to patients with fever and an appropriate heart rate response (49 years; 38.7 °C).
Otherwise the two groups did not differ significantly regarding off-label drug treatment,
oxygen therapy or laboratory findings. The clinical outcome (intensive care unit admission,
intubation, death) was similar in patients with fever and relative bradycardia (20%,18%
and 3% of patients respectively), and in patients with fever and appropriate heart
rate response (19%, 13% and 6%).
We found that applying a conservative definition, 56% of hospitalized COVID-19 patients
with fever had relative bradycardia. A recently released study of 54 Japanese patients
with mild to moderate COVID-19 used a broader definition (not requiring the presence
of fever or a minimal temperature) and also showed that relative bradycardia was a
common characteristic .
Typically, the heart rate increases by about 10/min for each Fahrenheit degree increase
in body temperature above 101 °F (38.3 °C). The appropriate heart rate with a body
temperature of 38.3 °C is about 110/min . The term relative bradycardia describes
the failure of the heart rate to rise when body temperature is elevated.
Many infectious and non-infectious causes of relative bradycardia in febrile patients
have been described (e.g. typhoid fever), but the pathogenesis of this phenomenon
is still unknown. Direct pathogen effects on the sinoatrial node and effects of inflammatory
cytokines are among proposed mechanisms . Interestingly, interleukin-6 (IL-6) is
the cytokine reported to exhibit the strongest correlation with depressed heart rate
variability, which in turn may predict relative bradycardia . On the other hand,
IL-6 appears to play also an important role in the “cytokine storm” caused by SARS-CoV-2.
A recent report described the development of sinus bradycardia in 8 of 26 patients
with severe COVID-19 pneumonia (without mentioning the presence of fever). The authors
postulated an inhibitory effect of SARS-CoV-2 on sinus node activity .
In conclusion, relative bradycardia is a frequent clinical feature of COVID-19, occurring
in 56% of febrile patients hospitalized on our hospital’s wards. This fact should
be taken into account while evaluating febrile patients in the context of a possible
SARS-CoV-2 infection. Relative bradycardia in non-critically ill patients does not

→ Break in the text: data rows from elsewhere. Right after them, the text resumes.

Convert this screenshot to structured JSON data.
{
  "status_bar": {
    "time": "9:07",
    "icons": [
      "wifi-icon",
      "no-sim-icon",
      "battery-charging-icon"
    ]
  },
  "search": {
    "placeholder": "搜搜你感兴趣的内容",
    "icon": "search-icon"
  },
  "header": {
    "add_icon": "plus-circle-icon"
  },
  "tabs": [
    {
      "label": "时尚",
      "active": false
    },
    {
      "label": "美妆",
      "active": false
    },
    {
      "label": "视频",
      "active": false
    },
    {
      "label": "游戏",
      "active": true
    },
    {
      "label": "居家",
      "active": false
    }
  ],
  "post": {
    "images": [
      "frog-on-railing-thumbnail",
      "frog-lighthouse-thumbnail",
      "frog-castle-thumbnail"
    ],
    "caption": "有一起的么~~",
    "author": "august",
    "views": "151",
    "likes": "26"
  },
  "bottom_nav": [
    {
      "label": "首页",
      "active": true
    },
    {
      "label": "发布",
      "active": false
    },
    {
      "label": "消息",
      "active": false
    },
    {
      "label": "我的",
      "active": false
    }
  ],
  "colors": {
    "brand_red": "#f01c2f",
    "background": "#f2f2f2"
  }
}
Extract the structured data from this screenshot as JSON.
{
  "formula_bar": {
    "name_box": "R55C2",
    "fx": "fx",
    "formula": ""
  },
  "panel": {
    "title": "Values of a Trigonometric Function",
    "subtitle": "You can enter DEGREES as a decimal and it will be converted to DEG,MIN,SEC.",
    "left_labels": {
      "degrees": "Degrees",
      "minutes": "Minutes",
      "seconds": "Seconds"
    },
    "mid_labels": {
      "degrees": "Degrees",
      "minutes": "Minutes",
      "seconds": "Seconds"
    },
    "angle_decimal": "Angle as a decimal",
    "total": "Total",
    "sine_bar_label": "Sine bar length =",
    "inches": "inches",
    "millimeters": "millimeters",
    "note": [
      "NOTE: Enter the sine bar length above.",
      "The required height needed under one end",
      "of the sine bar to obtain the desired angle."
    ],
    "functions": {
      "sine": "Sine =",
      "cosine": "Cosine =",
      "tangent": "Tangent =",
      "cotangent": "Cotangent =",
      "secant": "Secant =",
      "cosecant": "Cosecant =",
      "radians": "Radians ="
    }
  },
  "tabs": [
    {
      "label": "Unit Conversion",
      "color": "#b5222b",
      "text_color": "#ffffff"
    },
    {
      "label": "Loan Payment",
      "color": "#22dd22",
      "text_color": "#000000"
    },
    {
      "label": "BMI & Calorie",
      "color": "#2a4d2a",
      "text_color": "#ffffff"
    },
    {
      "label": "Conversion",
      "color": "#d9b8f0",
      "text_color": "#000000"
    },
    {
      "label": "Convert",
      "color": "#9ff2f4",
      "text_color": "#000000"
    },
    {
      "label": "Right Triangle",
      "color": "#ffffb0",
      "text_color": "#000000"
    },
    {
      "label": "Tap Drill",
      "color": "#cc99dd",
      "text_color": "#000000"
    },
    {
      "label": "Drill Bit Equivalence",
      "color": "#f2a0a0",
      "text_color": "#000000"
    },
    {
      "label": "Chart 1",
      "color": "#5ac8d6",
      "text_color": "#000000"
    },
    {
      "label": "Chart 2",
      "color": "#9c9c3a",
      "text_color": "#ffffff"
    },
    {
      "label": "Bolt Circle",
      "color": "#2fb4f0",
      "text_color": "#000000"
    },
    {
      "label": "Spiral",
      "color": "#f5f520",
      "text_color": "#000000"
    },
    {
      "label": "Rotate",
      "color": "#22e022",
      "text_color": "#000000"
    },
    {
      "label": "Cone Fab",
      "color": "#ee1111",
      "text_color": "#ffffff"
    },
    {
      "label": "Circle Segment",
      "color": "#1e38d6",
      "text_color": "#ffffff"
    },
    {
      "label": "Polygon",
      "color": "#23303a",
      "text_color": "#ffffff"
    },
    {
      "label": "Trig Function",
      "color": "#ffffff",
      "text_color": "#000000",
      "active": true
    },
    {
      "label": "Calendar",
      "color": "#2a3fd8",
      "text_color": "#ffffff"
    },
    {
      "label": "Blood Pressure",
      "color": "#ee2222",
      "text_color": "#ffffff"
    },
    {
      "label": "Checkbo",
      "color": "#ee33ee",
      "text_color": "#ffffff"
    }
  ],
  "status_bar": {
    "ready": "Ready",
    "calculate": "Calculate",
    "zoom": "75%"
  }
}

appear to be associated with a worse clinical outcome.
GC: Conceptualization, Methodology, Investigation, Formal analysis, Writing - Original
Draft; MO: Formal analysis, Writing – Reviewing and Editing; AE, MS: Writing – Reviewing
and Editing; SB: Conceptualization, Methodology, Supervision, Writing - Original Draft
and Reviewing and Editing.
The authors declare no conflicts of interest. No external funding was received for